Did you know that babies born prior to 37 weeks are more prone to infections from viruses like the common cold, the flu, or respiratory syncytial virus (RSV)? While in utero, a baby’s lungs are the last organ to form. A premature birth means that his or her lungs aren’t as developed: airways are smaller and narrower, and lung volume is about half the lung volume than that of a full-term baby.
Advocating for premature babies, and bringing awareness to the risks associated with pre-term births, is very close to my heart. Both my boys were born prior to 37 weeks. Brandon, my first-born, was born at 36 weeks and 1 day, and had to stay in the hospital for three extra days after I was discharged. Thankfully, it was just for observation, but that didn’t change the fact that my new baby couldn’t go home with me. Leaving Brandon in the hospital was one of the hardest, if not the hardest, thing I’ve had to do in my life.
But that’s nothing compared to what my friend Karen went through. Her baby girl was born at 24 weeks. She weighed about a pound, and was so tiny that even the itty-bitty preemie diapers were big on her.
The hours, days and weeks following her birth were filled with tests and procedures and waiting. Lots of waiting. But thanks to her resilient spirit, lots of faith from her family and friends, and all the medical advancements available in our modern world, Kami went home three months later. During the following five months, she needed a monthly RSV shot to prevent her from getting the virus. After that, she needed occasional monitoring to check for any other problems related to being born so prematurely. A true miracle, she has had no complications from being born at 24 weeks. Today, just over two years later, she’s a thriving, rambunctious, beautiful little girl.
I know that her parents are forever in debt not only to Kami’s medical team, but to the research and awareness that has been given to prematurity. Without these, Kami’s future and chance at a normal life would not have been so bright.
In this age of the internet and access to information at the touch of a button, there is still an astounding lack of awareness, particularly among the Hispanic community:
• The current rate of preterm births in the U.S. Hispanic community is 11.66 percent.
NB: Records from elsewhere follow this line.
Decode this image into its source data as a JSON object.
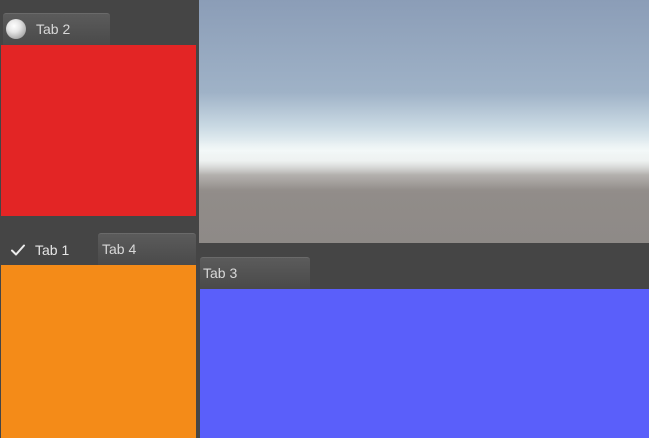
{
  "tabs": {
    "tab2": {
      "label": "Tab 2",
      "icon": "sphere-icon"
    },
    "tab1": {
      "label": "Tab 1",
      "icon": "checkmark-icon"
    },
    "tab4": {
      "label": "Tab 4"
    },
    "tab3": {
      "label": "Tab 3"
    }
  },
  "colors": {
    "background": "#454545",
    "tab2_panel": "#e32525",
    "tab1_panel": "#f48b18",
    "tab3_panel": "#5a5ffa"
  }
}
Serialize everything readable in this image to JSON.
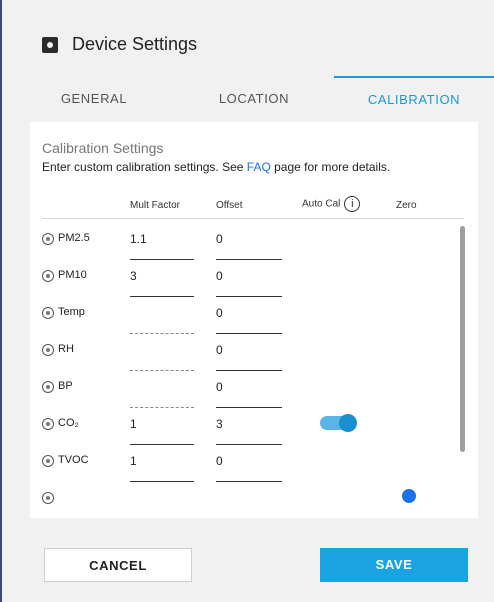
{
  "dialog": {
    "title": "Device Settings",
    "icon": "gear-icon"
  },
  "tabs": [
    {
      "label": "GENERAL",
      "active": false
    },
    {
      "label": "LOCATION",
      "active": false
    },
    {
      "label": "CALIBRATION",
      "active": true
    }
  ],
  "calibration": {
    "title": "Calibration Settings",
    "desc_before": "Enter custom calibration settings. See ",
    "faq_link": "FAQ",
    "desc_after": " page for more details.",
    "columns": {
      "mult": "Mult Factor",
      "offset": "Offset",
      "autocal": "Auto Cal",
      "zero": "Zero",
      "info_glyph": "i"
    },
    "rows": [
      {
        "label": "PM2.5",
        "mult": "1.1",
        "offset": "0",
        "mult_disabled": false,
        "autocal": false,
        "zero": false
      },
      {
        "label": "PM10",
        "mult": "3",
        "offset": "0",
        "mult_disabled": false,
        "autocal": false,
        "zero": false
      },
      {
        "label": "Temp",
        "mult": "",
        "offset": "0",
        "mult_disabled": true,
        "autocal": false,
        "zero": false
      },
      {
        "label": "RH",
        "mult": "",
        "offset": "0",
        "mult_disabled": true,
        "autocal": false,
        "zero": false
      },
      {
        "label": "BP",
        "mult": "",
        "offset": "0",
        "mult_disabled": true,
        "autocal": false,
        "zero": false
      },
      {
        "label": "CO₂",
        "mult": "1",
        "offset": "3",
        "mult_disabled": false,
        "autocal": true,
        "zero": false
      },
      {
        "label": "TVOC",
        "mult": "1",
        "offset": "0",
        "mult_disabled": false,
        "autocal": false,
        "zero": false
      },
      {
        "label": "",
        "mult": "",
        "offset": "",
        "mult_disabled": false,
        "autocal": false,
        "zero": true
      }
    ]
  },
  "buttons": {
    "cancel": "CANCEL",
    "save": "SAVE"
  },
  "colors": {
    "accent": "#1a9bd7",
    "save_bg": "#1aa3e2"
  }
}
Since 2006, the preterm rate has declined 5 percent for Hispanic infants.
• Data indicate that infants from U.S. Hispanic communities are at increased risk to develop severe RSV disease; while the exact reason for the increased risk is unknown, the increased prematurity rate is likely a contributing factor.
• Two-thirds of U.S. Hispanic mothers have never heard of RSV, and one in five U.S. Hispanic moms only becomes aware of RSV once their child has contracted the virus.
There are many excellent resources available, like the RSV Protection site, that have all kinds of information for expectant mothers and their families to better understand and know the risks of RSV. It is so important for everyone, especially soon-to-be mothers, to be knowledgeable of the risks related to premature births.
World Prematurity Day is this coming Saturday, November 17th. Help spread the word about the the risks of premature birth and RSV, and support healthier babies.
Disclosure: This is a sponsored post in collaboration with RSV Protection and Latina Blogger Connect. As always, all opinions and thoughts expressed are my own.